The president’s application of his constitutional prerogative was the second since he took power as the new country’s first bearer of the highest office after independence. He had reshuffled the same government in 2010, but with least panic from the streets. Many more were expected but did not materialize. As some residents in Juba confirmed, the situation had since changed. The city remained tensed; making the likelihood for a bang of any kind to disrupt the day. On the other hand, citizens who have been calling out for the government to do more are now shy of praise even though their wishes are being slowly fulfilled. The need for effective service delivery had been overshadowed by fear of violent reprisal from demoted government officials who might be left out of the incoming government; especially from the outgoing vice president and his supporters.

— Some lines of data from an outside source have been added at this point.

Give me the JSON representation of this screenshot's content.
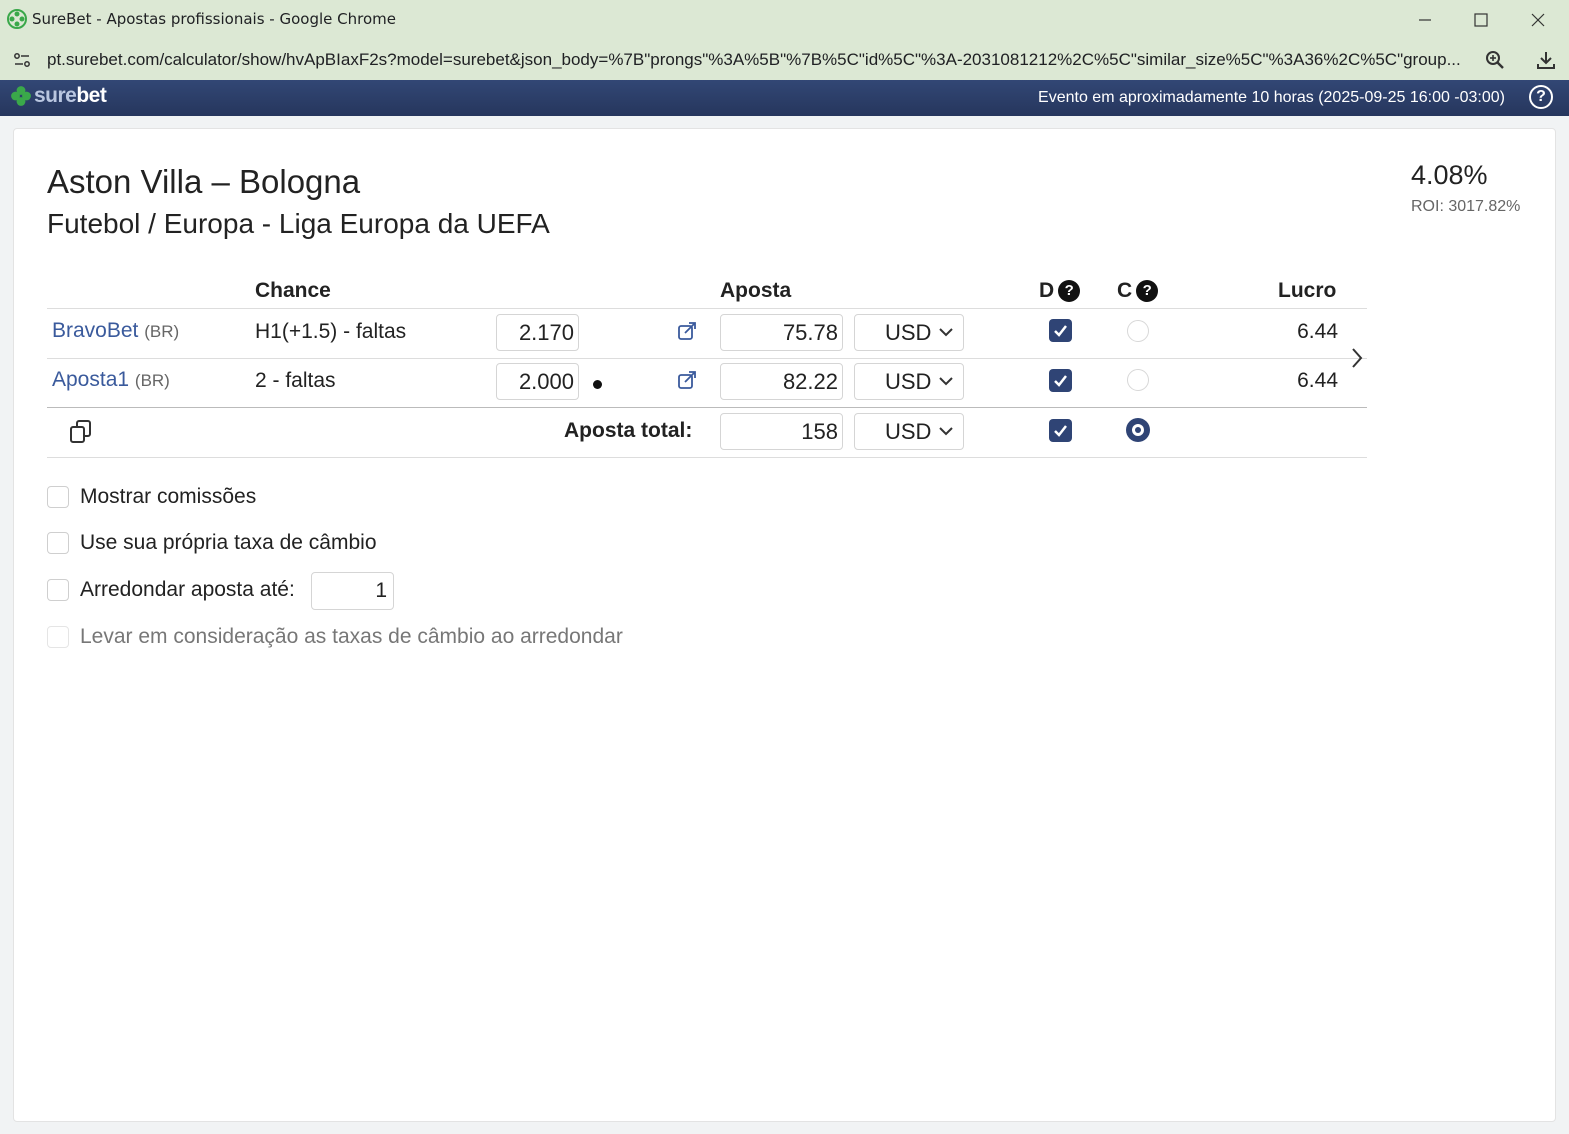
{
  "browser": {
    "window_title": "SureBet - Apostas profissionais - Google Chrome",
    "url": "pt.surebet.com/calculator/show/hvApBIaxF2s?model=surebet&json_body=%7B\"prongs\"%3A%5B\"%7B%5C\"id%5C\"%3A-2031081212%2C%5C\"similar_size%5C\"%3A36%2C%5C\"group..."
  },
  "header": {
    "logo_sure": "sure",
    "logo_bet": "bet",
    "event_text": "Evento em aproximadamente 10 horas (2025-09-25 16:00 -03:00)",
    "help": "?"
  },
  "match": {
    "title": "Aston Villa – Bologna",
    "subtitle": "Futebol / Europa - Liga Europa da UEFA",
    "percent": "4.08%",
    "roi": "ROI: 3017.82%"
  },
  "table": {
    "headers": {
      "chance": "Chance",
      "aposta": "Aposta",
      "d": "D",
      "c": "C",
      "lucro": "Lucro",
      "qmark": "?"
    },
    "rows": [
      {
        "bookmaker": "BravoBet",
        "country": "(BR)",
        "outcome": "H1(+1.5) - faltas",
        "odds": "2.170",
        "stake": "75.78",
        "currency": "USD",
        "d_checked": true,
        "c_checked": false,
        "profit": "6.44"
      },
      {
        "bookmaker": "Aposta1",
        "country": "(BR)",
        "outcome": "2 - faltas",
        "odds": "2.000",
        "stake": "82.22",
        "currency": "USD",
        "d_checked": true,
        "c_checked": false,
        "profit": "6.44"
      }
    ],
    "total": {
      "label": "Aposta total:",
      "stake": "158",
      "currency": "USD"
    }
  },
  "options": {
    "show_commissions": "Mostrar comissões",
    "own_exchange_rate": "Use sua própria taxa de câmbio",
    "round_bet": "Arredondar aposta até:",
    "round_value": "1",
    "consider_rates": "Levar em consideração as taxas de câmbio ao arredondar"
  },
  "colors": {
    "header_bg": "#2c3e6e",
    "accent": "#2f4475",
    "link": "#3a5a9c",
    "titlebar_bg": "#dce8d4"
  }
}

However, I am of the belief that Riek Machar had done his calculations correctly and the presumptions many might have for him have something to do with his past, not his present.

Cognizant of the oil shutdown and the war with the Sudan in Panthou, South Sudanese see this second reshuffle as exceedingly bizarre but on equal terms with previous actions in which proper plans were reserved to be attempted afterward. The plan is now for the president to sit down with his advisers and do the mammoth task of selecting the cabinet while the government in Juba remains literally in the hands of technocrats in the respective ministries. It was simple to set the pace of restructuring, but the enormity of the task at hand might likely require weeks to complete. That would leave a vacuum for possible unruliness.  The president must act fast and in the approved manner in his government formation.

Can the president be encouraged to be a little harder? If president Kiir is to be believed and trusted, he has to do a bit more. Whether internal party wrangling for leadership might have caused the dissolution, South Sudanese and the world are wishing to see that 75 officials whom he sent letters to return the stolen $4 billion must not show faces in his next government. Of course if the wells of the decrees have not run dry, expectations are that few remaining decrees must be channeled toward the formation of investigation committees to probe the whereabouts of $4 billion for the benefit of the impoverished citizens.
Martin Garang is a South Sudanese living in Australia. He can be reached at garangaher@hotmail.com